The junta has torched thousands of homes in Chin State with only Sagaing and Magwe regions seeing more arson attacks, according to Data For Myanmar. In Thantlang alone, over 1,000 houses were burned down by junta troops.
Ongoing fighting – between the regime and armed groups like the Chin National Army, which was established in 1988 as the armed wing of the Chin National Front (CNF), and newly founded groups –prevents civilians from returning.
There are also thousands of civilians displaced within Chin State, in need of food and medicine. Thousands of children lack access to education, said Salai Isaac Khen, a prominent Chin activist and member of the Interim Chin National Consultative Council. The body was formed in April 2021 with representatives from the CNF, elected MPs, striking civil servants and political parties to oppose the dictatorship and build Chin institutions to guarantee self-determination, equality and federalization.
Salai Isaac Khen said the United Nations refugee agency, the UNHCR, only had an office in New Delhi and was not represented in northeast India. And India had not signed international refugee treaties, like the Refugee Convention, he said.
“But both the Indian central government and the Mizoram state administration are doing their best from the humanitarian perspective and we are very appreciative,” Salai Isaac Khen said.

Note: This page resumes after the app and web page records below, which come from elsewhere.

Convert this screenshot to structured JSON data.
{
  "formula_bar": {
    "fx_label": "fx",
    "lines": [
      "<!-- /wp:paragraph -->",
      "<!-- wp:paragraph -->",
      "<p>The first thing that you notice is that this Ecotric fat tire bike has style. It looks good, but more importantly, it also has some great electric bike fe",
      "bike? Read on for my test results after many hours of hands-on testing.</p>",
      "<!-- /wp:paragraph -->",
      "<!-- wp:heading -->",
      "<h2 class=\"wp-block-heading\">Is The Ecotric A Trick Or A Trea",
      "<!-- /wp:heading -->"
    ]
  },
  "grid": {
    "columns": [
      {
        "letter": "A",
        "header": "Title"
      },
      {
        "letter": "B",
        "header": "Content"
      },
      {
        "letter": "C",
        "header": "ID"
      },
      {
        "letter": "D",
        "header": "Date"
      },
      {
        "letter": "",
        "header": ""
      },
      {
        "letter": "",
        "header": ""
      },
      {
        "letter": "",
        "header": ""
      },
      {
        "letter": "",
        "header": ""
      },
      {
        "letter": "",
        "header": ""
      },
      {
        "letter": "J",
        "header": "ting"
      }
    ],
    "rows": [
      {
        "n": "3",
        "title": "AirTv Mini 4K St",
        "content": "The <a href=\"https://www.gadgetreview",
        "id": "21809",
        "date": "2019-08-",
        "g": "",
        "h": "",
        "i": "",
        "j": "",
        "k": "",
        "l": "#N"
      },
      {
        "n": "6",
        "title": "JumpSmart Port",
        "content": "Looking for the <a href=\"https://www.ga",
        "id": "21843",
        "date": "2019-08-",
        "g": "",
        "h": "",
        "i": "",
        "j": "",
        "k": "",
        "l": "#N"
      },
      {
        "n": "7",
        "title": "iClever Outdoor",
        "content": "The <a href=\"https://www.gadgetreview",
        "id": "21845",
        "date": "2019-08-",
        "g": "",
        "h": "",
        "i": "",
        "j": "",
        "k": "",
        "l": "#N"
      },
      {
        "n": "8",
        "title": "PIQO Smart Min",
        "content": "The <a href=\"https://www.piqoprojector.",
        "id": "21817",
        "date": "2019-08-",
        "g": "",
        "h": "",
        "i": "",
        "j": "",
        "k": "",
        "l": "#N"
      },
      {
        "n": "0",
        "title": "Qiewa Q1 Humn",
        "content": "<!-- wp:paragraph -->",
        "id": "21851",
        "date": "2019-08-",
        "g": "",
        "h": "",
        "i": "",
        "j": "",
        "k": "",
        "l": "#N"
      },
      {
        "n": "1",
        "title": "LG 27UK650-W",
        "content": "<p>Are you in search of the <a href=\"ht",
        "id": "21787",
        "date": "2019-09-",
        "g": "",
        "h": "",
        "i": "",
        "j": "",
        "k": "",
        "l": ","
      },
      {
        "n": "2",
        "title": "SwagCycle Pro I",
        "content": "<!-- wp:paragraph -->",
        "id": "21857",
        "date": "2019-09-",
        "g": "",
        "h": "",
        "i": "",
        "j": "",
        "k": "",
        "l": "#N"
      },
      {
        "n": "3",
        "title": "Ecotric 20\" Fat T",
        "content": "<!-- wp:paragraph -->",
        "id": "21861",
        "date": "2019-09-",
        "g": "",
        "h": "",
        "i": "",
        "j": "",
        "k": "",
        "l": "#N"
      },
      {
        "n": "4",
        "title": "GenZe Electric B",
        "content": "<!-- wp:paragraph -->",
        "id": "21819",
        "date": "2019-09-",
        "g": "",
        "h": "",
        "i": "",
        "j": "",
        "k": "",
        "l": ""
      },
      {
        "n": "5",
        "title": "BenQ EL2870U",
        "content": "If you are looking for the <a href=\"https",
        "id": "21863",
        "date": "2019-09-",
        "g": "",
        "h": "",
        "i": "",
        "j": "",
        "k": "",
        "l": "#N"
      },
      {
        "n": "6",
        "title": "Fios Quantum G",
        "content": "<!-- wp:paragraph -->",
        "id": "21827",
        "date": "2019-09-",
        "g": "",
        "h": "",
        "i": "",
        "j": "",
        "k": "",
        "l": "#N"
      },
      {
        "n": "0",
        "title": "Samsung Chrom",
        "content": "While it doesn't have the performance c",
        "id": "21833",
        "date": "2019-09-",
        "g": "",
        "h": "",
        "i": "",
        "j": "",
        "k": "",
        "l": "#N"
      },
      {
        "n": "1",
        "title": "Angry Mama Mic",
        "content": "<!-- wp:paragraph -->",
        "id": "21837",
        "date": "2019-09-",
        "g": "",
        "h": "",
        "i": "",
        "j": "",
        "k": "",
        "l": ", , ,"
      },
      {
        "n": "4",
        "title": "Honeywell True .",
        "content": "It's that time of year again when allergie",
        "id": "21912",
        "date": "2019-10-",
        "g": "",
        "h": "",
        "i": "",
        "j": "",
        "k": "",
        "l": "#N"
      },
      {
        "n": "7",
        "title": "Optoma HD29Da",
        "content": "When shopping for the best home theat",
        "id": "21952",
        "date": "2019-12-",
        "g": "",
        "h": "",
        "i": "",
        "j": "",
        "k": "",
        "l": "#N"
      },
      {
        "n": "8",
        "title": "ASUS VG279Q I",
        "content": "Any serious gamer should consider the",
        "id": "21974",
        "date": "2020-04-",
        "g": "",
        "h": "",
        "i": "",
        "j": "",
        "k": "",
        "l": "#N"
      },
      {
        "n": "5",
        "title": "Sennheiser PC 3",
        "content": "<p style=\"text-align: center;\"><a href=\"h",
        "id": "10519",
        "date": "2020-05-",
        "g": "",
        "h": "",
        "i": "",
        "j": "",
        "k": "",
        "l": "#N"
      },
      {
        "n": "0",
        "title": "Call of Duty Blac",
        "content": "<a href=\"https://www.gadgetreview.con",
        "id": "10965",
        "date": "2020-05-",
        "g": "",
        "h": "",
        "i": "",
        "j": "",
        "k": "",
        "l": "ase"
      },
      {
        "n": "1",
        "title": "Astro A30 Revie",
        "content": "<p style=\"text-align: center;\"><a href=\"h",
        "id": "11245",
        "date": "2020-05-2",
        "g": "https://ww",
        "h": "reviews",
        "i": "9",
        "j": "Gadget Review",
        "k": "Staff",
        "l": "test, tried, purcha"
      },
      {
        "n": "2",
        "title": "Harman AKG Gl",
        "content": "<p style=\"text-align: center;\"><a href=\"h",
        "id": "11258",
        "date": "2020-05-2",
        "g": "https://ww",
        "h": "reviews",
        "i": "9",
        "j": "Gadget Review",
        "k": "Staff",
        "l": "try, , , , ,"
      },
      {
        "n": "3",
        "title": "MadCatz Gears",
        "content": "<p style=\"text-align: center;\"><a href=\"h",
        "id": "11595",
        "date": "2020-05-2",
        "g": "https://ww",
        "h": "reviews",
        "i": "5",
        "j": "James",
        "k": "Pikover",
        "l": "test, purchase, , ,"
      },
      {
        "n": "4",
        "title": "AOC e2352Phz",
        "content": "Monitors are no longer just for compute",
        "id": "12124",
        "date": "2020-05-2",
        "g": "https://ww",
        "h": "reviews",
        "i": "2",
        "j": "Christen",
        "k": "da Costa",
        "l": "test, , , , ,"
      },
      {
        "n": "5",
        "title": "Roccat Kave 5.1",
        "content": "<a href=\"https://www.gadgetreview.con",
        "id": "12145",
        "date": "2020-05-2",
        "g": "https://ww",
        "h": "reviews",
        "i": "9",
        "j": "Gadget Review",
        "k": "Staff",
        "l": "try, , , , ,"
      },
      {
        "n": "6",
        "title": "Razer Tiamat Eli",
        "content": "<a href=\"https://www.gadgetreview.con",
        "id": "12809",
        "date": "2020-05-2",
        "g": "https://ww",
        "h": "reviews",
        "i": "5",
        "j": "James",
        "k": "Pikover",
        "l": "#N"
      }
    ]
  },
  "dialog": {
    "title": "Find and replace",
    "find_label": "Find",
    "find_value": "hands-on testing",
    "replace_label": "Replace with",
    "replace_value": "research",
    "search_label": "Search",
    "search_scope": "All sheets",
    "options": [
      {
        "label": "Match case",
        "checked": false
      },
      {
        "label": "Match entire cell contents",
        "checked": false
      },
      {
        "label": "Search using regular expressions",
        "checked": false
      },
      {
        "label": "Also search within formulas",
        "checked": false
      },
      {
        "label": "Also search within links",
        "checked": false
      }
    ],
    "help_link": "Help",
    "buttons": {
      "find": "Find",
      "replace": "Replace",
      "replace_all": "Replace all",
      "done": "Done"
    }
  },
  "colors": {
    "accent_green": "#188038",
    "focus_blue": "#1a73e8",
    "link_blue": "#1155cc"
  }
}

The Chin Human Rights Organization (CHRO) reported that 50,698 refugees from India had reached India by August 24, including about 4,000 ethnically Bamar refugees and former government staff who had joined the civil disobedience movement.
Most ethnically Chin refugees are in Mizoram state in northeast India, according to the CHRO.
Salai Mang Hre Lian of the CHRO said the refugees are mainly being supported by communities in Mizoram, the Chin diaspora and some Christian organizations. The United Nations is not able to officially support them.
“It is really difficult for refugees to make a living but they are trying their best to cope,” he said.
Mai Zing Zing, 24, is an ethnically Chin refugee who fled six months ago with her 16-year-old sister to the state capital Aizawl.
She protested against the regime and fled amid numerous arrests of young activists.
“We left our parents in Hakha. I can’t find a job as my degree from Myanmar is useless in India. There are many refugees around the town. Many continue to fight the junta in Chin State,” she said.
“Support for the refugees gives moral support to their relatives in Chin State who are still fighting the junta.”